» Task directions: Copy out each line of the data that holds the word "right".

» Material for this task:

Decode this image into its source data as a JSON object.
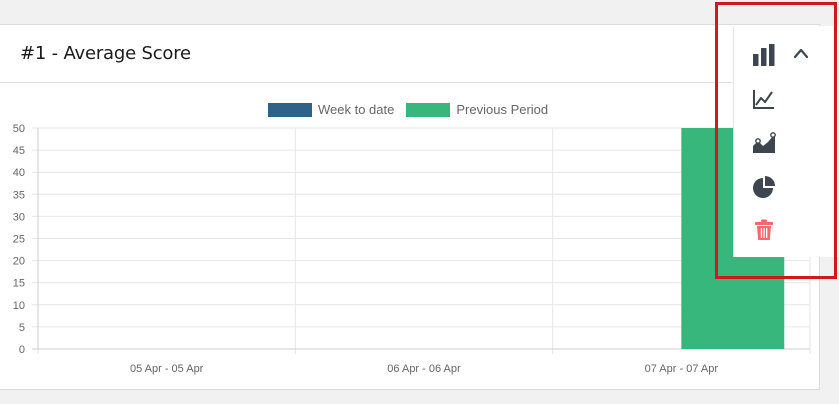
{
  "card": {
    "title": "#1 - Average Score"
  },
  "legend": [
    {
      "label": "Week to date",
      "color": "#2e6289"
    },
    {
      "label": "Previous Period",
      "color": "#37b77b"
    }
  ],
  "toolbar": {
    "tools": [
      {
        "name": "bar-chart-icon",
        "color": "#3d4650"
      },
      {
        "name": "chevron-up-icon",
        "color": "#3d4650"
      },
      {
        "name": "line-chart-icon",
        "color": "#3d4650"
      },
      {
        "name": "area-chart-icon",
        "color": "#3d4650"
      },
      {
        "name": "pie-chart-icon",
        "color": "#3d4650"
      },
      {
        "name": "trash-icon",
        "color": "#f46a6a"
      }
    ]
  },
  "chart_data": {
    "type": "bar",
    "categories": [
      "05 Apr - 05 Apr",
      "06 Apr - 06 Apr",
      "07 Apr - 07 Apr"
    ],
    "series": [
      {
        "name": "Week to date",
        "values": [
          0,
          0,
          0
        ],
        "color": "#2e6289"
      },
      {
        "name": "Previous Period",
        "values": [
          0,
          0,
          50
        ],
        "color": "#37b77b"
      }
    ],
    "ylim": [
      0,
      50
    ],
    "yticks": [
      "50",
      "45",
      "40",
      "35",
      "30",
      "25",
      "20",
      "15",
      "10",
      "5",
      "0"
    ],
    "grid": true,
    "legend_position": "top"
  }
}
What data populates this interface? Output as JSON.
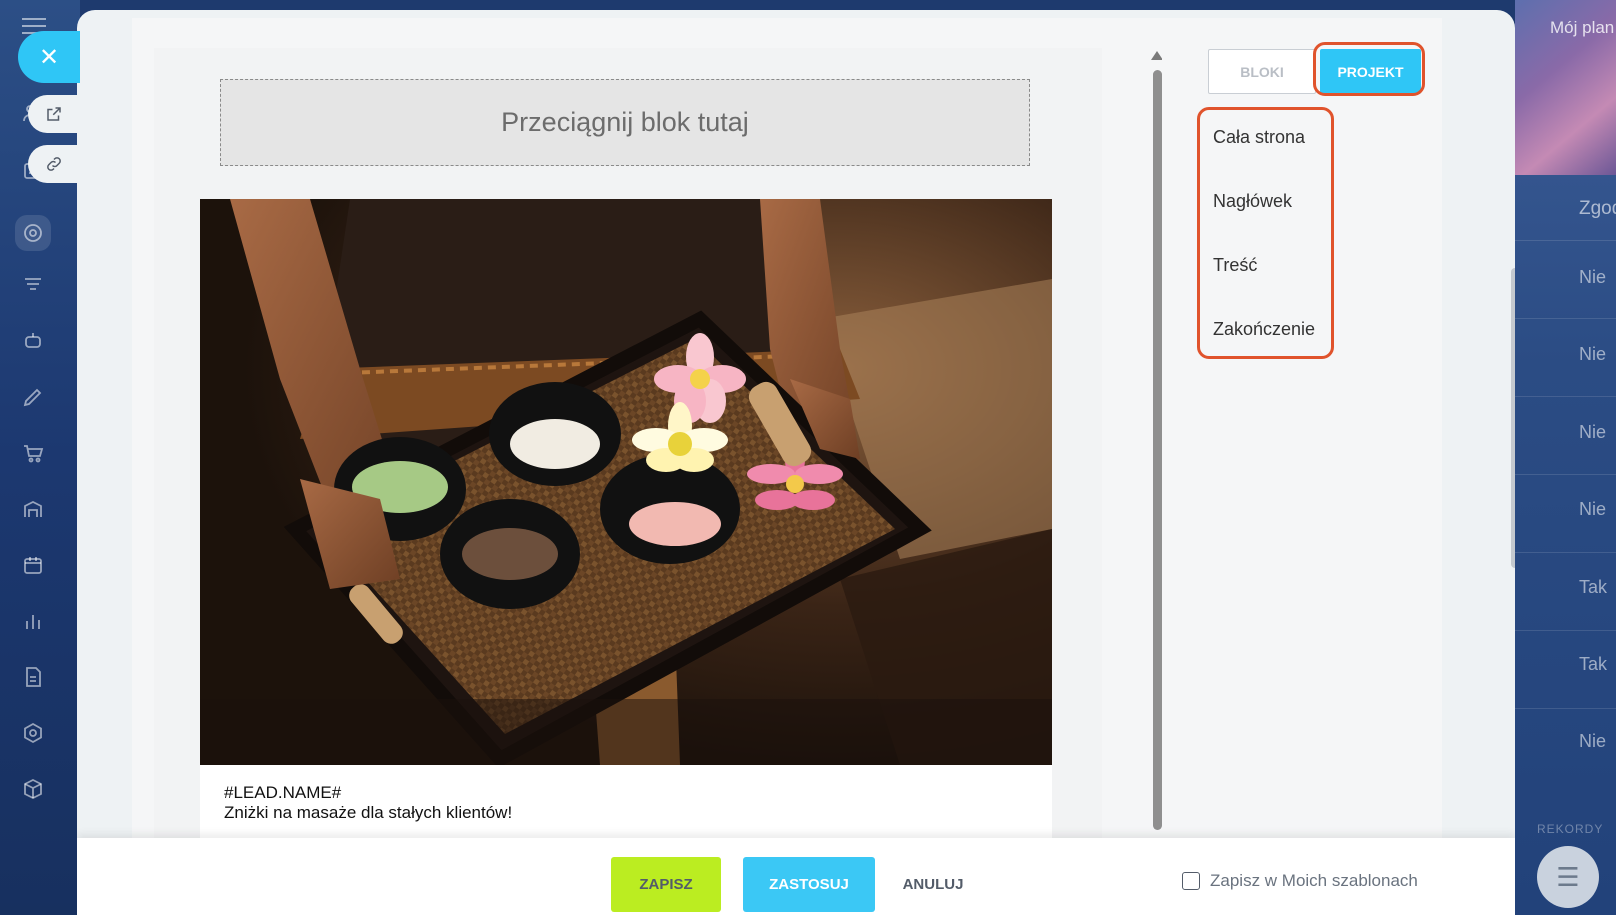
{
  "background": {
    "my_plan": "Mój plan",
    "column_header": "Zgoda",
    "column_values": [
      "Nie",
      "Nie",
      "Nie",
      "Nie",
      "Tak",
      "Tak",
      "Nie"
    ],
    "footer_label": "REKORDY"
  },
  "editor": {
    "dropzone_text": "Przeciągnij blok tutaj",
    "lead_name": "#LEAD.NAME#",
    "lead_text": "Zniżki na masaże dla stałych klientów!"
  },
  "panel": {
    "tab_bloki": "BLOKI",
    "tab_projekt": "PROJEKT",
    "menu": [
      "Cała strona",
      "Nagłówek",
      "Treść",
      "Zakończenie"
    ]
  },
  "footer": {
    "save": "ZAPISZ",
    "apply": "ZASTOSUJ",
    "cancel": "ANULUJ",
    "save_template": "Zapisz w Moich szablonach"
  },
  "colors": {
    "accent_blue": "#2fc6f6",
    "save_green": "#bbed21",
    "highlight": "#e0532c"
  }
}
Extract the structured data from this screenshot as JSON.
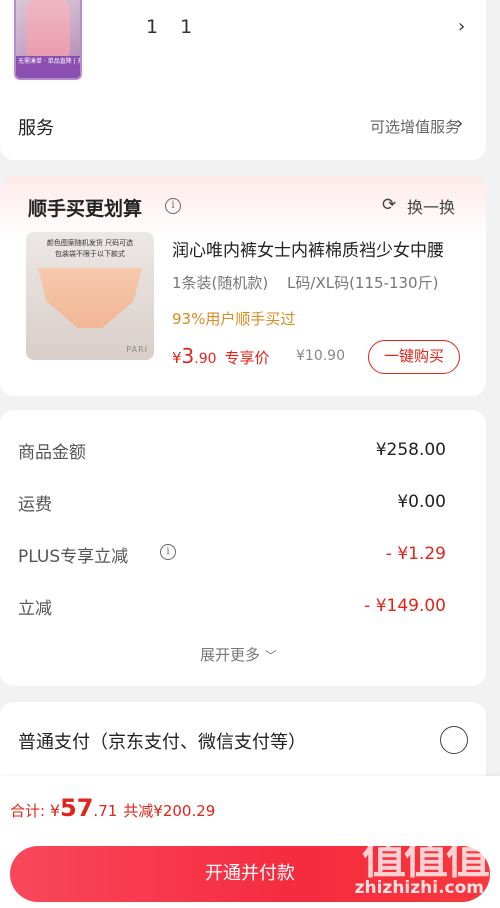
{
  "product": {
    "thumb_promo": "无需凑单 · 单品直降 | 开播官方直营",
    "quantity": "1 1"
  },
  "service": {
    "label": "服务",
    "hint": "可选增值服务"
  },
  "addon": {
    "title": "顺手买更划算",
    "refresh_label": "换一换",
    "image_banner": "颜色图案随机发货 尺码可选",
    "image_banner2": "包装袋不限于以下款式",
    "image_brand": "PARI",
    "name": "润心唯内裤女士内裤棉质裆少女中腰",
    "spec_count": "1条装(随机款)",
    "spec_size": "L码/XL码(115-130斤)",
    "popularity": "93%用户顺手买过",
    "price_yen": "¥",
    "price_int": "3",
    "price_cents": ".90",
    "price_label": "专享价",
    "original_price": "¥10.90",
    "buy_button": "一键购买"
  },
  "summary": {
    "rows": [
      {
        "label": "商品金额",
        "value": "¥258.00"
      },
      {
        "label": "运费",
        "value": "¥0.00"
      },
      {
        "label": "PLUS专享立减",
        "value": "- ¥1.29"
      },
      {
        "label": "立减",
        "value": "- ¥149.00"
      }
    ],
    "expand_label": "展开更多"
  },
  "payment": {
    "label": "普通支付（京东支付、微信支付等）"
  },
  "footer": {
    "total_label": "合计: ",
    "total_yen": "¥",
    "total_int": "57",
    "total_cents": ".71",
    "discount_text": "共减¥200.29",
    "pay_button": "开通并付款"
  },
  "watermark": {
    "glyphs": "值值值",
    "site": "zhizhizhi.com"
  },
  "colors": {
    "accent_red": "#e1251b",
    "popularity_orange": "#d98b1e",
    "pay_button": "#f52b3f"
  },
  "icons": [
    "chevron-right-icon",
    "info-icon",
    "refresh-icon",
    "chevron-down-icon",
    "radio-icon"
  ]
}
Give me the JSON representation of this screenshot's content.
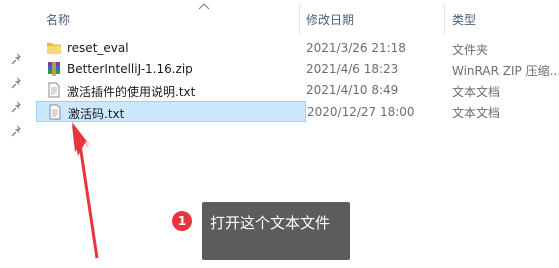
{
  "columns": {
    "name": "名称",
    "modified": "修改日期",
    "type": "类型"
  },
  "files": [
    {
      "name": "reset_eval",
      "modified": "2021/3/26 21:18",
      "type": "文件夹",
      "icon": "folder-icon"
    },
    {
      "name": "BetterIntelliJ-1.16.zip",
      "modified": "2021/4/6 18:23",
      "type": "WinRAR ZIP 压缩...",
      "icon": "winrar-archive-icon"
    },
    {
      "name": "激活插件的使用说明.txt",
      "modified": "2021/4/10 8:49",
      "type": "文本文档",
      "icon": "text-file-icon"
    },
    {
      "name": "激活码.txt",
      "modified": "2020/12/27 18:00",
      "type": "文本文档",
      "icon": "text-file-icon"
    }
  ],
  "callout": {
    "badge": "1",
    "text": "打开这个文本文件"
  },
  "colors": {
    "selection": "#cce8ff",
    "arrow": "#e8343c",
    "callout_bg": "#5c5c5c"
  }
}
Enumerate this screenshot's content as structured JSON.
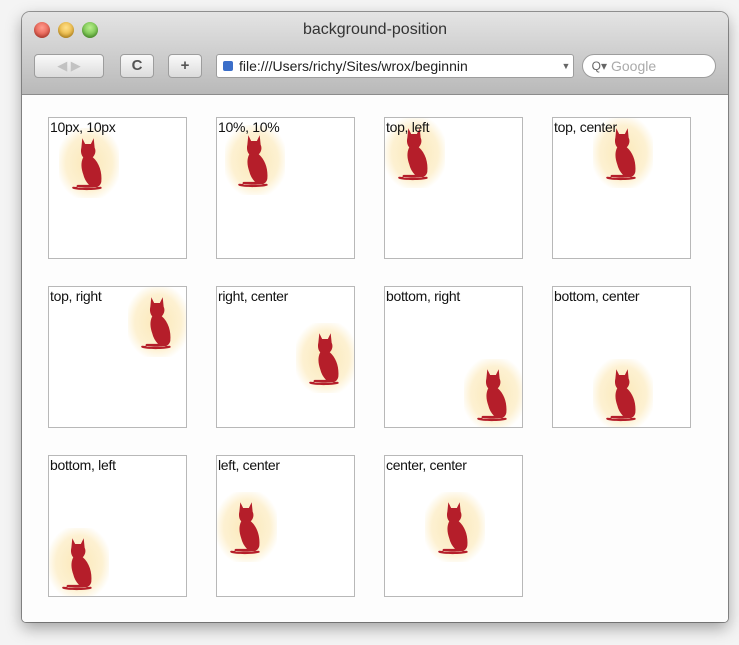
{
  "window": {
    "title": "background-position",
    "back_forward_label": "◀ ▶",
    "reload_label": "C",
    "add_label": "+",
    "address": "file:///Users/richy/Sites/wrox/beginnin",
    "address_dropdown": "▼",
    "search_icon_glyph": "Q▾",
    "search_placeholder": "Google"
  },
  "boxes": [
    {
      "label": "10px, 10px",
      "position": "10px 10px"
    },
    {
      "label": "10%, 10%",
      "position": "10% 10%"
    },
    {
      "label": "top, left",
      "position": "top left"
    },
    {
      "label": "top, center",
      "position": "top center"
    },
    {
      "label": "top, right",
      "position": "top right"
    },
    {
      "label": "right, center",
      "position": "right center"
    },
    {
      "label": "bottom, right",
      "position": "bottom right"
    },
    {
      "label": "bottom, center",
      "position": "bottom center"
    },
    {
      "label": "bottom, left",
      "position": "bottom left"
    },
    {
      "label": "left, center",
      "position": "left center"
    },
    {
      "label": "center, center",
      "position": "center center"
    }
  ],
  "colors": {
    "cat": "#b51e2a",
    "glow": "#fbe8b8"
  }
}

» Response area:
    "chevron-right-icon",
      "label": "top, right",
      "position": "top right"
      "label": "right, center",
      "position": "right center"
      "label": "bottom, right",
      "position": "bottom right"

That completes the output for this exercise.